Cato's David Boaz takes one glance at Mike Huckabee and asks "What fresh hell is this?"
Huckabee told the AP that "homosexuality is an aberrant, unnatural and sinful lifestyle," and called for isolating people with AIDS. That was a position, by the way, that the venerable Reagan had firmly rejected five years earlier. In 1997, then-Arkansas Gov. Huckabee pushed for a reaffirmation of the state's sodomy law, and in 1998 he compared homosexuality to necrophilia.
Huckabee says his rise in the polls can only be attributed to God's will. He endorsed the Southern Baptist Convention's declaration that "A wife is to submit herself graciously to the servant leadership of her husband." He says he entered politics to "take this nation back for Christ."

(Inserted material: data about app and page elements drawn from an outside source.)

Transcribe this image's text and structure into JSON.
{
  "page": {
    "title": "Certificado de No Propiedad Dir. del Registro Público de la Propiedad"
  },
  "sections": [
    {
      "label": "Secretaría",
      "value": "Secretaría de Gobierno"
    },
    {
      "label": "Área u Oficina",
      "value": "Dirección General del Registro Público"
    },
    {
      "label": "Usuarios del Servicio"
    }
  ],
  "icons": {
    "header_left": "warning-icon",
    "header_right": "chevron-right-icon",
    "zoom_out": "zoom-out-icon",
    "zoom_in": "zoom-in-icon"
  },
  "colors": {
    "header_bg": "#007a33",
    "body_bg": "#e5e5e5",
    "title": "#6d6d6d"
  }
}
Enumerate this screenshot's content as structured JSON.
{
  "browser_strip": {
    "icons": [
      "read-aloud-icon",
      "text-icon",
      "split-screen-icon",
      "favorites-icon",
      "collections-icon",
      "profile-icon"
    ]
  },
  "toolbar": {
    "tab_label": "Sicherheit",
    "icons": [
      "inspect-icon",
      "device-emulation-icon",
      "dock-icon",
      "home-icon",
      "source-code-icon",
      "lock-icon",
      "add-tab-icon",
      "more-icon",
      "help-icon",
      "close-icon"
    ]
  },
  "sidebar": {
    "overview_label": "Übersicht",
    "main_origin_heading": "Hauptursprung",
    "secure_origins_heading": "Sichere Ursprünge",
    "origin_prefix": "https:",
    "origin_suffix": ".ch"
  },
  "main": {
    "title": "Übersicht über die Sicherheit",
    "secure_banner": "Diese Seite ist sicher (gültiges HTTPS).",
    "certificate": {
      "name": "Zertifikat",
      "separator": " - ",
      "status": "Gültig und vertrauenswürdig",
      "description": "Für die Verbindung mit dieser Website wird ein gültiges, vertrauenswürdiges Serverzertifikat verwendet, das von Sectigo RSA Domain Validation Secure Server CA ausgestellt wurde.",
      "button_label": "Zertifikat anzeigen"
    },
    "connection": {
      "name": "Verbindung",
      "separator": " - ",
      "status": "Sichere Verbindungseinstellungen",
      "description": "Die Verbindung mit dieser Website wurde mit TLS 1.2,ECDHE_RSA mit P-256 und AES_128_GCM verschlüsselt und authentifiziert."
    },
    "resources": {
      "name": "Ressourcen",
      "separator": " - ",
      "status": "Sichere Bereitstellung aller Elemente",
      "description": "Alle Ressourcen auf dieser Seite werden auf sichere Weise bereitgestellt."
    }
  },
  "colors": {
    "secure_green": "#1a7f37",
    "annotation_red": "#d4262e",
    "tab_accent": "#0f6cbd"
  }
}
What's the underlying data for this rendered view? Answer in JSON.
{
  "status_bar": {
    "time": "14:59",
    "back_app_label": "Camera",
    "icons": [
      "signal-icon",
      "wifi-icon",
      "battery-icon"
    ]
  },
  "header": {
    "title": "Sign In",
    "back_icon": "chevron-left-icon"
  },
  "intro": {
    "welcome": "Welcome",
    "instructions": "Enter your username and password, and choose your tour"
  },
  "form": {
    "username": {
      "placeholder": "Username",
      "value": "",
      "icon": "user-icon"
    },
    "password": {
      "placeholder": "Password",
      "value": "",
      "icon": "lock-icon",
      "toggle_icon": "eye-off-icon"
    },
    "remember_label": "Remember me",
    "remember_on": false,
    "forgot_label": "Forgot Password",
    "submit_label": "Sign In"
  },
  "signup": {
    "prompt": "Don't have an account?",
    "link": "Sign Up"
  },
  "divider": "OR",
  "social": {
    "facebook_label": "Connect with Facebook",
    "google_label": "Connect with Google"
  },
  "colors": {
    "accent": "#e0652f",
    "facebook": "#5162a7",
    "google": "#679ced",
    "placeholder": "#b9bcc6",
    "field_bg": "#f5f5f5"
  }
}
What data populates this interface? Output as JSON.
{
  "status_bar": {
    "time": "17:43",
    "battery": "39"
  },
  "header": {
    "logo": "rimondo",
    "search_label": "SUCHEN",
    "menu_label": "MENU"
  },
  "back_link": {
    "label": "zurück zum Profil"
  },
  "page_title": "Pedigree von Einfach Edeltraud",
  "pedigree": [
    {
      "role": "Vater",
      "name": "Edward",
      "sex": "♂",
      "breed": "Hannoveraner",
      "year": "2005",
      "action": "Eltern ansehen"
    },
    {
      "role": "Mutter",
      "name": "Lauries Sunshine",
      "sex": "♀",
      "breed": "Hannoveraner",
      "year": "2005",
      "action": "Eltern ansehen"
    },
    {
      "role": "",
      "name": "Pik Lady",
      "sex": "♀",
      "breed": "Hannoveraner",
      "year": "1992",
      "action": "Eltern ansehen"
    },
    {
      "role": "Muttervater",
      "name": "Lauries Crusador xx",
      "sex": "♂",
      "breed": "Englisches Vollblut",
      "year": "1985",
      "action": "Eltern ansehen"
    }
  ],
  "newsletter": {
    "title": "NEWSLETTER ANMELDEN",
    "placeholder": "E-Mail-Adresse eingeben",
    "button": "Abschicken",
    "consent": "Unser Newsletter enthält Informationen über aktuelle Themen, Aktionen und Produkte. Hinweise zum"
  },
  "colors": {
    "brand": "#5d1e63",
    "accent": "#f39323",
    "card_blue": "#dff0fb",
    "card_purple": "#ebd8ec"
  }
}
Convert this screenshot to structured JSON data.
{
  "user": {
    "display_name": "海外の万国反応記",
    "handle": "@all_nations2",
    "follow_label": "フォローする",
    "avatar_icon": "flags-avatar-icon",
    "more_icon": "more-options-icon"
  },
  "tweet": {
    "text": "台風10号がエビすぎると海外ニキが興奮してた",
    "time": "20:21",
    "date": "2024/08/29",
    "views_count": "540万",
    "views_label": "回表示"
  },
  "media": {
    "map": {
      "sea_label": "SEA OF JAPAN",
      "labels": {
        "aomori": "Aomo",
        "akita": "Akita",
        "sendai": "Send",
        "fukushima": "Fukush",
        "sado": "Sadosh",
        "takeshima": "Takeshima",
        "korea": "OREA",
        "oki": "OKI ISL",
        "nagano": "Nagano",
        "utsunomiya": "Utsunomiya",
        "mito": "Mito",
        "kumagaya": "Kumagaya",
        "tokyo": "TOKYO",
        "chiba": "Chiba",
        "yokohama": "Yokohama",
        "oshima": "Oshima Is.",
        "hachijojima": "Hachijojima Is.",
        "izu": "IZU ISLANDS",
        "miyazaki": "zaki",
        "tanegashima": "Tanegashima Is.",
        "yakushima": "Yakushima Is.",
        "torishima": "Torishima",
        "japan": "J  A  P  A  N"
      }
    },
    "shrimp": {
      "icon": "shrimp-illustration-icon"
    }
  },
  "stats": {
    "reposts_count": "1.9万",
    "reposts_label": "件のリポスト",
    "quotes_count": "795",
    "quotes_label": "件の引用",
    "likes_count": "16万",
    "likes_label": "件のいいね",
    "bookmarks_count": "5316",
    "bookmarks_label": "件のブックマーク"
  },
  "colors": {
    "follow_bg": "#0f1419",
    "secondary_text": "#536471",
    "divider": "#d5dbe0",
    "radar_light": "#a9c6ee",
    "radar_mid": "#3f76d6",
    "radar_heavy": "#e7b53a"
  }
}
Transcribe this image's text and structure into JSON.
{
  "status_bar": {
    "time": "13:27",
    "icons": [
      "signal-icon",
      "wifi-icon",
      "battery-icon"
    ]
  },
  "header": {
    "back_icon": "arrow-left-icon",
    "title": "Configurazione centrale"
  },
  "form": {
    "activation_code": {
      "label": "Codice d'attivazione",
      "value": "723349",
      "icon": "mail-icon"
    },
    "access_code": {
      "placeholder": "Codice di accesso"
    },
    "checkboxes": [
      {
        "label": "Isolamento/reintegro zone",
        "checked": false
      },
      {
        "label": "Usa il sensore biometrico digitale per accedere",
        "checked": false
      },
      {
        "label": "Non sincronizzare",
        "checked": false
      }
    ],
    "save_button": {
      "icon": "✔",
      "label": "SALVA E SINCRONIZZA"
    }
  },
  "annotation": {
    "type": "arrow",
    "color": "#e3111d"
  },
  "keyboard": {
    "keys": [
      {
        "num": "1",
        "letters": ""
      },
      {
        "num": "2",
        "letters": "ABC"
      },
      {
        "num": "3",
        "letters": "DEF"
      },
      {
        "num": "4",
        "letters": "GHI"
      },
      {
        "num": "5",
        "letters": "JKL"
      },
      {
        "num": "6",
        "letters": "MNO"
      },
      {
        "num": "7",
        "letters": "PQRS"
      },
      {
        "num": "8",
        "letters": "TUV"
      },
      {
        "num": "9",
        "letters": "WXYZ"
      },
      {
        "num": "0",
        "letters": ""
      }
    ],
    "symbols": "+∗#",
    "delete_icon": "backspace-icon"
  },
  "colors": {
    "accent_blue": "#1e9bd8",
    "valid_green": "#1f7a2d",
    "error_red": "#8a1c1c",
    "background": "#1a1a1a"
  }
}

Huckabee is the least libertarian candidate in this race, and the whole column is worth a read. That said, Huckabee's christian universalism does lend itself to some libertarian-friendly positions. Despite the loathsome rhetoric he has adopted to placate the Tancredo/Dobbs cabal, Huckabee has more liberal instincts on immigration than any Democratic candidate. He is also the least likely drug warrior of any candidate other than Paul; Huckabee believes in redemption and he is not fond of locking up entire populations of young men. Here's the Houston Chronicle:
Dana Reece, another defense lawyer, told of one client who received a life sentence for selling six grams of crack cocaine. "He'd still be in prison today if it weren't for Governor Huckabee," Reece said. "How many politicians, she asked, would stick their necks out for a crack dealer?"
"This was a political hot potato, and he knew it," Cory Cox said of his former boss. "But he had a conviction that people could better themselves, and he was open-minded to the idea that a poor black man from east Arkansas convicted by an all-white jury just may have been a victim of injustice."
This seems like a good time to link to Radley Balko's "The Case of Cory Maye."